|Will you tell us a little about the origins of this story? |
I have always aspired to sell to Analog so I decided to take another shot at writing a hard science story. Also, I needed a story to bring to the Sycamore Hill Writers Workshop. Maybe these two things were working against each other because the science in this story is hard enough that Greg Benford bought it as a reprint for his anthology Skylife. But messing around with the narration to impress my mates at SycHill might have been a deal breaker for the Analog audience. In any event, Stan Schmidt passed and Gardner Dozois didn’t.
Despite Cleo’s seeming confidence, there’s a vulnerable uneasiness to her banter, as if she’s one of those people who talk more (instead of less) when they’re nervous. Is she trying to convince herself, as well as Jane, that she made the right decision?
No question that she is uneasy about her decision, although I think she knows all too well that Elena was right. Of course, Cleo has also altered her personality and isn’t really herself again until well into the story.

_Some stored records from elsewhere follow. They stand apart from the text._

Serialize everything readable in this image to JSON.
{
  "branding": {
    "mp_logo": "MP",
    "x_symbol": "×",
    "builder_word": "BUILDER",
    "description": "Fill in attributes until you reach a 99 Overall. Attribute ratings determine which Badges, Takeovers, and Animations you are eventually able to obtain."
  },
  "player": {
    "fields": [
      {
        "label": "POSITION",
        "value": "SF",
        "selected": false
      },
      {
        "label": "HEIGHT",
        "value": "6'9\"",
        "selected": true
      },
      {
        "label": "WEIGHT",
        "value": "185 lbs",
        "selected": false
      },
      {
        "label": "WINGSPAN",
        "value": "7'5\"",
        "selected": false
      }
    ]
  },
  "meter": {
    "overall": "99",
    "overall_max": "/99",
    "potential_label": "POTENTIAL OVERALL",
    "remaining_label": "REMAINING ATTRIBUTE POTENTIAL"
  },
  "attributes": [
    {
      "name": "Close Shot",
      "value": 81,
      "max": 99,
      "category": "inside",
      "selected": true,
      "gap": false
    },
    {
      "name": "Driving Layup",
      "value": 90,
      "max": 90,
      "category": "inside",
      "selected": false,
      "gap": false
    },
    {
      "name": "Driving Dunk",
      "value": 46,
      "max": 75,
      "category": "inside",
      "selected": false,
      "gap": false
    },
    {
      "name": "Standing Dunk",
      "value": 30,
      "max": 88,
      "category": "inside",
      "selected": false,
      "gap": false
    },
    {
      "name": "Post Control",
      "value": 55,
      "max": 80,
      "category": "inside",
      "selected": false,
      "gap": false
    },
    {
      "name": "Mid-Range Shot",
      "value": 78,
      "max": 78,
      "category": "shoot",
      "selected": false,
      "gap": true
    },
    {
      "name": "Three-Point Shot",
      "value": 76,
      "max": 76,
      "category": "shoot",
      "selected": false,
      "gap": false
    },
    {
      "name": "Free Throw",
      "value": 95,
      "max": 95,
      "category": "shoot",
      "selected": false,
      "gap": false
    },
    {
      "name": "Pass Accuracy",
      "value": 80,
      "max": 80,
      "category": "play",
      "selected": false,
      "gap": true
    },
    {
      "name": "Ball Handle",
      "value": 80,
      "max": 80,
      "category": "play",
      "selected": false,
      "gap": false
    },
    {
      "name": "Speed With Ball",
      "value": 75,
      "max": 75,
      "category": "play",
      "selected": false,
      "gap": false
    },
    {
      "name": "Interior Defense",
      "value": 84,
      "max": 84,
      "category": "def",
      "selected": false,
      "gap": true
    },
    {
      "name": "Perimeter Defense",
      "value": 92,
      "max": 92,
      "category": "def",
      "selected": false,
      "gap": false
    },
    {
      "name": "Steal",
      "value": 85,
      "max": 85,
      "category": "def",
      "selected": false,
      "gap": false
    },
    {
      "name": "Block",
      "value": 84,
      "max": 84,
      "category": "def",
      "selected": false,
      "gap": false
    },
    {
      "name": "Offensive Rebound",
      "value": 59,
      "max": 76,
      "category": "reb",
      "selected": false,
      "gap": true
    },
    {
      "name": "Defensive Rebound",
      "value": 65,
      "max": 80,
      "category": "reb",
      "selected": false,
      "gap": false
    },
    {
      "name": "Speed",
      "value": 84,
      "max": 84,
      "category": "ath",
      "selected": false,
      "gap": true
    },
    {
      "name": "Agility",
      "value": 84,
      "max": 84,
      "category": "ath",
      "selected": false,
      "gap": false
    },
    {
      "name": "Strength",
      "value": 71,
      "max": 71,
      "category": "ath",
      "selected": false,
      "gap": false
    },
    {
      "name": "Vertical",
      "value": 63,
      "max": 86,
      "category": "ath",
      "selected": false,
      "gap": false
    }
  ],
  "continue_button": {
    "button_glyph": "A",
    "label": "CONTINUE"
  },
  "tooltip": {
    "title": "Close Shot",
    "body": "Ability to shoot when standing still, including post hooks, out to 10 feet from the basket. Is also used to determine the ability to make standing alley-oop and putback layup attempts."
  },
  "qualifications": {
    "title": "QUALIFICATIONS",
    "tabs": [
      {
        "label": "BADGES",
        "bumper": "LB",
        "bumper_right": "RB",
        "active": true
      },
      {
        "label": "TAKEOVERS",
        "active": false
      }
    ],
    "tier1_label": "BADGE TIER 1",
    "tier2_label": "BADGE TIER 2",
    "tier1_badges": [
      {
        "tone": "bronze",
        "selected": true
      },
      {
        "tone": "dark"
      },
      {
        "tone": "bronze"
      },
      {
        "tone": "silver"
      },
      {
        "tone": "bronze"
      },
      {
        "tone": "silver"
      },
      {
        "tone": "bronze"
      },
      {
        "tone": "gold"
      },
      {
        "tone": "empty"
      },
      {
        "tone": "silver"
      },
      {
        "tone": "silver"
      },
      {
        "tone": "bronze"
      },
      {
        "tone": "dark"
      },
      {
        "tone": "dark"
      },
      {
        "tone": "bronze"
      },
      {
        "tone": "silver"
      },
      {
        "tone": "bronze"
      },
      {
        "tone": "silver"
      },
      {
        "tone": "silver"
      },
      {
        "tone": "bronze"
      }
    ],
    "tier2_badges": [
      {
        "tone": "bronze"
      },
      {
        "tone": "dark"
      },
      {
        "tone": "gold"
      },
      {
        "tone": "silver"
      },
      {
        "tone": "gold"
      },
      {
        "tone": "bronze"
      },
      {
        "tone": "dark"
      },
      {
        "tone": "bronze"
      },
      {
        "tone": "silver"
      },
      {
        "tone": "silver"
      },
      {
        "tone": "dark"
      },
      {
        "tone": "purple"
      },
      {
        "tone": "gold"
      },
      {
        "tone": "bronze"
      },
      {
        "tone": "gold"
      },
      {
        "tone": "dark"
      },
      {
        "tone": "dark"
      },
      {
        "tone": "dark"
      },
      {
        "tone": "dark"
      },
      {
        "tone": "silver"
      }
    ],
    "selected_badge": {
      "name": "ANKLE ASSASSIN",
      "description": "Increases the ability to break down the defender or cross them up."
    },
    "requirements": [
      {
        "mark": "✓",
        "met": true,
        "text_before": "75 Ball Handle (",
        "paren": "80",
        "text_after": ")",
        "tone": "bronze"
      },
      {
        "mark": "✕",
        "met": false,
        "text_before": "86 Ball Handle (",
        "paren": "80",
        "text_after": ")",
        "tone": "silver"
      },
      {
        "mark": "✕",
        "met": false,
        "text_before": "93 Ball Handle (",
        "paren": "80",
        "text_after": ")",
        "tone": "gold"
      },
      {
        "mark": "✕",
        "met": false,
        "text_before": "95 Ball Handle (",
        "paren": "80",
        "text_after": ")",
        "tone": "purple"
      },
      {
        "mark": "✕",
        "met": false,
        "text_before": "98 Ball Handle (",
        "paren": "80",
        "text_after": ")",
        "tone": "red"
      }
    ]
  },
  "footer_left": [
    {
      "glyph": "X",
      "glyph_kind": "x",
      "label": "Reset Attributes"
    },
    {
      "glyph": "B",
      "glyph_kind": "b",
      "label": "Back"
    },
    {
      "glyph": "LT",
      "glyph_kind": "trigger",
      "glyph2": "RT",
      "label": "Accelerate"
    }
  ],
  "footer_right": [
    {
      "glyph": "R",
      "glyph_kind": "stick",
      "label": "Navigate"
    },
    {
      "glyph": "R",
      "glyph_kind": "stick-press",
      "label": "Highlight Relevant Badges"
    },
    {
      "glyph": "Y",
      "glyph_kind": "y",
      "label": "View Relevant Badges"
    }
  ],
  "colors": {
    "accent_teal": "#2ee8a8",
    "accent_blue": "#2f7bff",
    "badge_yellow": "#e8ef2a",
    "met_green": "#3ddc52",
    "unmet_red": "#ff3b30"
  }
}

Cleo mentions that she “moved to the night” when she was young. Now she owns a day-night timeshare. The fact that both space travel and regular life are so greatly changed from anything we’re familiar with adds a great deal of believability to the story. Were there any other reasons you chose to advance life on earth in addition to space travel?
I decided to make it clear that one of the reasons why anyone would go to space, given that living there would lop years off one’s life span, is that life on Earth is much less attractive in the world of the story than it is in our world. Extrapolating a more crowded and less fulfilling mundane existence makes the glamour of breaking away into space seem more inviting.